Brits Are Sabotaging Workplace Robots Out of Fear They Might Lose Their Job

Whether we like it or not, robots will be taking over from us in many fields. We many be unable to prevent it, but the Brits feel that they can, at the very least, put up a decent fight to try and stall progress.
Brits are sabotaging workplace robots, says researcher 12 photos
Skybot F-850Skybot F-850Skybot F-850Skybot F-850Skybot F-850Skybot F-850Skybot F-850Skybot F-850Skybot F-850Skybot F-850Skybot F-850
By 2030, more than 20 million people will have been replaced by workplace robots, a recent report by global forecasting company Oxford Economics says, as cited by Telegraph. While some countries may be more welcoming of robots and AI in the workplace, the Brits have a difficult time in adjusting because they fear they might lose their jobs. And they’re even carrying out small acts of rebellion whose goal is to sabotage the robots.

Whether their purpose is to show that robots aren’t reliable or to convince their bosses that they’re not worth the investment once they break down is not mentioned. However, the publication cites Jonathan Payne, Professor of Work, Employment and Skills, from the De Montfort University, who led a recent study on the topic, confirming Brits’ reluctance to welcome AI into the workplace.

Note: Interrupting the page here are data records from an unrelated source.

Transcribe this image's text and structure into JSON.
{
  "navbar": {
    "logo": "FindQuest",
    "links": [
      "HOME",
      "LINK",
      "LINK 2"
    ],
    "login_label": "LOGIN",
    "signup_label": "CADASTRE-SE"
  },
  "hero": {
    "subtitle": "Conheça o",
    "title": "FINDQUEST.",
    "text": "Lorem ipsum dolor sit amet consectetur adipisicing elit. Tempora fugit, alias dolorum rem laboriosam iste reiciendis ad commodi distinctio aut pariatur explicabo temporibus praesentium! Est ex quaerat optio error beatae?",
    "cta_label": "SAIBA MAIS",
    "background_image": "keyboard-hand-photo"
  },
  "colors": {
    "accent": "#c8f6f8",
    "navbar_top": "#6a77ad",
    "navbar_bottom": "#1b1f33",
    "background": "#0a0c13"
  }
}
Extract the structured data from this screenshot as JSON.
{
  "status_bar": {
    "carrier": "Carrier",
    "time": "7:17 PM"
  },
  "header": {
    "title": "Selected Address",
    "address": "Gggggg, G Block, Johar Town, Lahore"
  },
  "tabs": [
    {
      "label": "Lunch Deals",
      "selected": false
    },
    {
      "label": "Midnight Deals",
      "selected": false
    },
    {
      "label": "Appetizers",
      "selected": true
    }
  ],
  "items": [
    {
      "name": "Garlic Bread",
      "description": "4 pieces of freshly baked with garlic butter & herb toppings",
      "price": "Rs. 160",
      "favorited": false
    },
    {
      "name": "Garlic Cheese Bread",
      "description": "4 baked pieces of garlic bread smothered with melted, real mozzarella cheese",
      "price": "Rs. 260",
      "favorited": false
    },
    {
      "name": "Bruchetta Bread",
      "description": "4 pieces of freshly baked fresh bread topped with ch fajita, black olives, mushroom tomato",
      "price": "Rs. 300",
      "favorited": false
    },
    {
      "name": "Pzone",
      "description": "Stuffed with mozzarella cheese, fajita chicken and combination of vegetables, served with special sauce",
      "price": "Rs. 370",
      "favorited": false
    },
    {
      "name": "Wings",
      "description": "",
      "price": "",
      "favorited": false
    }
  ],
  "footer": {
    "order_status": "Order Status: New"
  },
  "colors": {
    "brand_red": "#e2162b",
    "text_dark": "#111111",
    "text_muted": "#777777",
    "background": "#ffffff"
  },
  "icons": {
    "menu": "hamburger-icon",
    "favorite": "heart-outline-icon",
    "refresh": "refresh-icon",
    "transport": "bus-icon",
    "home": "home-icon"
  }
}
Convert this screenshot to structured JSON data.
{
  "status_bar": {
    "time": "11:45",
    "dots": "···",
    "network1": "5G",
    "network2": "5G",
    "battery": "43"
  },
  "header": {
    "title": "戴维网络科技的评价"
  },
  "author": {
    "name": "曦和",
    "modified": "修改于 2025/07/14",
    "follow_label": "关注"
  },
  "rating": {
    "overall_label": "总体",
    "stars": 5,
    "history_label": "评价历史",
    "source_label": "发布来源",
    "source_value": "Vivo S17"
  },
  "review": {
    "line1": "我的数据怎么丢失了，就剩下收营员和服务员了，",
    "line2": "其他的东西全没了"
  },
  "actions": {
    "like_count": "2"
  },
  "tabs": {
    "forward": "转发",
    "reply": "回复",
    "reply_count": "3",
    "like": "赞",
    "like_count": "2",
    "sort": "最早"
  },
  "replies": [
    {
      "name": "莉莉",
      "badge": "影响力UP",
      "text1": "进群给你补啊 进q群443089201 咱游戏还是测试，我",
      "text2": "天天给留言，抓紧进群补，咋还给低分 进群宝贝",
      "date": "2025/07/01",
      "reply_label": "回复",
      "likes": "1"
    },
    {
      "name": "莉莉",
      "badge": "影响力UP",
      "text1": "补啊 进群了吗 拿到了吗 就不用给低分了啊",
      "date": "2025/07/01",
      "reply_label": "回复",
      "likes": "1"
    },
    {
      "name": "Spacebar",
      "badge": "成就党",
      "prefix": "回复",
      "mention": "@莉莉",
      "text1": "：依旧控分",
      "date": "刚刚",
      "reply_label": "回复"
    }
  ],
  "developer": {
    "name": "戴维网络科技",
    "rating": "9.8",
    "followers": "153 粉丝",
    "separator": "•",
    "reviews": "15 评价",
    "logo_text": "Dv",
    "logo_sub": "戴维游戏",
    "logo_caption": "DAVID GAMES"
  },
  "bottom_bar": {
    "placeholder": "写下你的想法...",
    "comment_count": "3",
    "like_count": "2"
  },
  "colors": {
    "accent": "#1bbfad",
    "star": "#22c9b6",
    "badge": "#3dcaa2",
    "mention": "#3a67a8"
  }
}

“We heard stories of workers standing in the way of robots, and minor acts of sabotage – and not playing along with them,” Payne told the publication. “The UK seems to have a problem with diffusion and take-up of technology.”

In 20 years’ time, humanity would better remember that the resistance started not with Sarah Connor, but with the British people.

For what it’s worth, the University denies Payne made the remark to the Telegraph but stands by the findings of the study: there are great differences in the way countries adjust to workplace AI. Reluctance to embrace it seems to stem from employers’ lack of explanations, i.e. bosses don’t see fit to tell their employees exactly why a robot is needed and what kind of improvements it would bring. This creates tension and makes the employees think of the robots as the enemy, instead of a tireless aide.

The study also reveals the more “vulnerable” regions when it comes to workplace robots: East Yorkshire, Northern Lincolnshire, Shropshire, Stafordshire, Cumbria, West Wales and the Valleys. It also highlights the fact that many UK businesses struggle to find the robot alternative “cost effective,” because of implementation costs that would ensure a smooth transition.
If you liked the article, please follow us:  Google News icon Google News Youtube Instagram
About the author: Elena Gorgan
Elena Gorgan profile photo

Elena has been writing for a living since 2006 and, as a journalist, she has put her double major in English and Spanish to good use. She covers automotive and mobility topics like cars and bicycles, and she always knows the shows worth watching on Netflix and friends.
Full profile


Would you like AUTOEVOLUTION to send you notifications?

You will only receive our top stories